http://www.telegraph.co.uk/news/uknews/crime/11167778/Senior-Sun-journalists-accused-of-corruption-on-a-grand-scale-as-trial-begins.html http://www.theguardian.com/media/2005/sep/04/broadcasting.bbc http://techcrunch.com/2012/07/25/screw-objectivity-study-finds-opinionated-journalism-boos http://reason.com/blog/2013/06/24/washington-post-puzzled-by-strange-new-c

January 10, 2015

Good Morning Scotland (sic) BBC Scotland (sic) a station like no other

 

bbc

Good    Morning    Scotland (sic)

Raucous computer-generated muzak

A station like no other

Good mor …uhm…eh…so…

So…eh …uhm…eh…eh…eh…

Raucous computer-generated muzak

News headlines … uhm…

Travel … M8…trains to Glasgow…Glas…Queen Str…

Weather …looking out the window…G…ow…

Sport…Celtic…Rangers…eh…

Raucous computer-generated muzak

A station like no other

So…er…er…er…uhm…Afghanistan…spokesman in Afghani community in Glasg…eh…eh…

So…eee…uhm…festival in Glas…eee…eh…uhm…

Raucous computer-generated muzak

A station like no other

Sport …Rangers…Celtic…eh…eh…

Travel…usual suspects…trains to Glasgow…Glasgow…

Business…uh…uh…uh…Gla…startups…eh…eh…eh…

Er…er…Syria …er…eh…eh…symposium in Glasgow…eh…

Uhm…ee…eee…Moon landings…Univers…f…Glasg…uh…so…

Thought for the da…a…a…a…y inthestudiofromaroundthecorner…uh…

Raucous computer-generated muzak

A station like no other

Travel …usual suspects…trains to Gla…traffic lights in Glas…

Sport…Celtic…Rangers…eh…eee…Gla…Warriors…

Raucous computer-generated muzak

Uhm…professor fro…Glasgow University …so…eh…eh…

Uhm…

Travel….slow…Glasgow…Edinbur…sorr…Glasg…eh…usual delays…120 mile detour…

Sport…Celgers…uhm…Glasgow Rocks…eh…

Your national broadcaster

And now…University of Glasgo…and Strathclyde…uhm…eee…so…

Arts correspondent…Glasgow…Glas…Edinbur…Edinburgh…burgh…Gl…ow…Glasg

Raucous computer-generated muzak

A station like no other

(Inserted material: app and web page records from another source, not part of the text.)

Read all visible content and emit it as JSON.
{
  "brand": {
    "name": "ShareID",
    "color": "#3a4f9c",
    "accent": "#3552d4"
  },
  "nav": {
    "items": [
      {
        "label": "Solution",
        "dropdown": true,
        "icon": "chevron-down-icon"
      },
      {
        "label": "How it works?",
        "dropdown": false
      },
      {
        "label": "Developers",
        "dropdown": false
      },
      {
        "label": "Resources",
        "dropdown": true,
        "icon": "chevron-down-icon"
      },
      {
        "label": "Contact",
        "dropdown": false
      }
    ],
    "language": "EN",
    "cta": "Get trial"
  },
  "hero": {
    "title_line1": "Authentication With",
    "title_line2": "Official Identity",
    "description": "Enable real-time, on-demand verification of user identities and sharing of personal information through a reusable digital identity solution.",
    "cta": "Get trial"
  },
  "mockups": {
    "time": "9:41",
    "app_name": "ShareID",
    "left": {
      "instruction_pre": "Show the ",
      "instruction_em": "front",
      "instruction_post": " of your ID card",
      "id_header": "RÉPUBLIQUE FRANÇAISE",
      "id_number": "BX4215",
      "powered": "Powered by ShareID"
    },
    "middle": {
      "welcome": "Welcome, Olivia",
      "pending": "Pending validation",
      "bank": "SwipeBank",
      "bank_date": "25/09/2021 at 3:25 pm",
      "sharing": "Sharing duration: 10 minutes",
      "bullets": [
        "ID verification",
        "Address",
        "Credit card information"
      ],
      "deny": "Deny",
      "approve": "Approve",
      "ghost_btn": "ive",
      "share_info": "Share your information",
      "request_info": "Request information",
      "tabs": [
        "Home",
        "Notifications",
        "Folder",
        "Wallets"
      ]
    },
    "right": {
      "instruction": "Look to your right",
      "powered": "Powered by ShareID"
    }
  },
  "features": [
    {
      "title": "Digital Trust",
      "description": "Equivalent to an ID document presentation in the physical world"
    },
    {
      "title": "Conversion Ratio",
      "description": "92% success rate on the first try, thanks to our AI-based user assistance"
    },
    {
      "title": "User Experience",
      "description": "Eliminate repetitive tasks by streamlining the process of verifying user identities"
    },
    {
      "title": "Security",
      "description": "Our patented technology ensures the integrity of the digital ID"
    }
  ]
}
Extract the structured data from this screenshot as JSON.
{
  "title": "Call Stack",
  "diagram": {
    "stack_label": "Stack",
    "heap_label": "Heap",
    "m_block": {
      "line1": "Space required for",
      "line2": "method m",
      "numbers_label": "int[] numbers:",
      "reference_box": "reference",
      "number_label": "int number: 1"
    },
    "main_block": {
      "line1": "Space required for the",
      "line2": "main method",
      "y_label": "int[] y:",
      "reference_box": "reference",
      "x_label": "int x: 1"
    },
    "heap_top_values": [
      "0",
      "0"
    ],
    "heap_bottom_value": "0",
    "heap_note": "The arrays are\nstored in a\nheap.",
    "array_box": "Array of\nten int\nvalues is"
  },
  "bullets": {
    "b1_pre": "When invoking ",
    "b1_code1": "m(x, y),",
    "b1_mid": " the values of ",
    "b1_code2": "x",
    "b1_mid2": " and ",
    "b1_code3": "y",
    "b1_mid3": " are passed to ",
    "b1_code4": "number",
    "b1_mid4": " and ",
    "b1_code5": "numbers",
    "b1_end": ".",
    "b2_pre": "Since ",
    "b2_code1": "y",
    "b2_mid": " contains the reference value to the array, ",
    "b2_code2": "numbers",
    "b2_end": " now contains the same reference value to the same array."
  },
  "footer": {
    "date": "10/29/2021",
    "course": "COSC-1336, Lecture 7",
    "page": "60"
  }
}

Eee…uh…uh…expert…University of Glas…

Ah…eh…ah…ee…asked these Glaswegians…uh…em…

Travel…set of traffic lights out in Glasgo…Gla…Gl…trains… 120 mile diversion…in…

Weather…looking out the window…rain…Glasg…eh…

Sport…Glasgow Warriors…Rangtic…unpronounceable tennis player name…uhm…

Raucous computer-generated muzak

Eh…conference on how Glasgow influenced M…M…M…Mozart…eh…uh…em…ah…

I…i…i…i…so…i…i…eh…Glas universi…eh…eh…Strathcly…eh…

Archaeological remains in Shetland…uh…uh…we asked experts from Strathcly…and…Glasg…uni…

Travel…delays…usual susp…train…Gla…t…E…burgh…set…traf…ights…in…Glasgow…

BBC    SCOTLAND    SERVING    THE    NATION

Oh what a tangled web we weave when first we practice to deceive